• Items from a dataset:
# # # # #

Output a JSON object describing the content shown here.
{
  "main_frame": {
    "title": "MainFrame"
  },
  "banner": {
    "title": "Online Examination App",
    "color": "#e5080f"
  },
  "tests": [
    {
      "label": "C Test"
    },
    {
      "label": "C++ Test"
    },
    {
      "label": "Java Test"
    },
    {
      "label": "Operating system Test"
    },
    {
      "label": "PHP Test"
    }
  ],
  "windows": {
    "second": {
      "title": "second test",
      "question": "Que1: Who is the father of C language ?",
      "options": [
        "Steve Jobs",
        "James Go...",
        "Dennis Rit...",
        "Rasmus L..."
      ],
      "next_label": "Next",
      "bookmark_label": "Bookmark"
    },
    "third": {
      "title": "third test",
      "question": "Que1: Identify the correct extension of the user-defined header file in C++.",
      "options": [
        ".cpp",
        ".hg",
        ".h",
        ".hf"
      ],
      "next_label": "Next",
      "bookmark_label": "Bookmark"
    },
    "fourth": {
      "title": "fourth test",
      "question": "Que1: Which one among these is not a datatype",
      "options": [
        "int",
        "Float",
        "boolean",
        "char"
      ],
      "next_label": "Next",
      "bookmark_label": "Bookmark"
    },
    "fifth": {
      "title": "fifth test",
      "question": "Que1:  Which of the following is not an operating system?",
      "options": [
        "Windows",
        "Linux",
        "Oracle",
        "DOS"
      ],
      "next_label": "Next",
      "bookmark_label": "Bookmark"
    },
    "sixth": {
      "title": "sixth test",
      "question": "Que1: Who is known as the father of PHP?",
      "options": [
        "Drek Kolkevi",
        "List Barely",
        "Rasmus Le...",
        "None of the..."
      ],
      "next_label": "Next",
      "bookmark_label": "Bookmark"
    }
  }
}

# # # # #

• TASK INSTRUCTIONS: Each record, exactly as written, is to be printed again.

• ANSWER FOR THE TASK:
Output a JSON object describing the content shown here.
{
  "main_frame": {
    "title": "MainFrame"
  },
  "banner": {
    "title": "Online Examination App",
    "color": "#e5080f"
  },
  "tests": [
    {
      "label": "C Test"
    },
    {
      "label": "C++ Test"
    },
    {
      "label": "Java Test"
    },
    {
      "label": "Operating system Test"
    },
    {
      "label": "PHP Test"
    }
  ],
  "windows": {
    "second": {
      "title": "second test",
      "question": "Que1: Who is the father of C language ?",
      "options": [
        "Steve Jobs",
        "James Go...",
        "Dennis Rit...",
        "Rasmus L..."
      ],
      "next_label": "Next",
      "bookmark_label": "Bookmark"
    },
    "third": {
      "title": "third test",
      "question": "Que1: Identify the correct extension of the user-defined header file in C++.",
      "options": [
        ".cpp",
        ".hg",
        ".h",
        ".hf"
      ],
      "next_label": "Next",
      "bookmark_label": "Bookmark"
    },
    "fourth": {
      "title": "fourth test",
      "question": "Que1: Which one among these is not a datatype",
      "options": [
        "int",
        "Float",
        "boolean",
        "char"
      ],
      "next_label": "Next",
      "bookmark_label": "Bookmark"
    },
    "fifth": {
      "title": "fifth test",
      "question": "Que1:  Which of the following is not an operating system?",
      "options": [
        "Windows",
        "Linux",
        "Oracle",
        "DOS"
      ],
      "next_label": "Next",
      "bookmark_label": "Bookmark"
    },
    "sixth": {
      "title": "sixth test",
      "question": "Que1: Who is known as the father of PHP?",
      "options": [
        "Drek Kolkevi",
        "List Barely",
        "Rasmus Le...",
        "None of the..."
      ],
      "next_label": "Next",
      "bookmark_label": "Bookmark"
    }
  }
}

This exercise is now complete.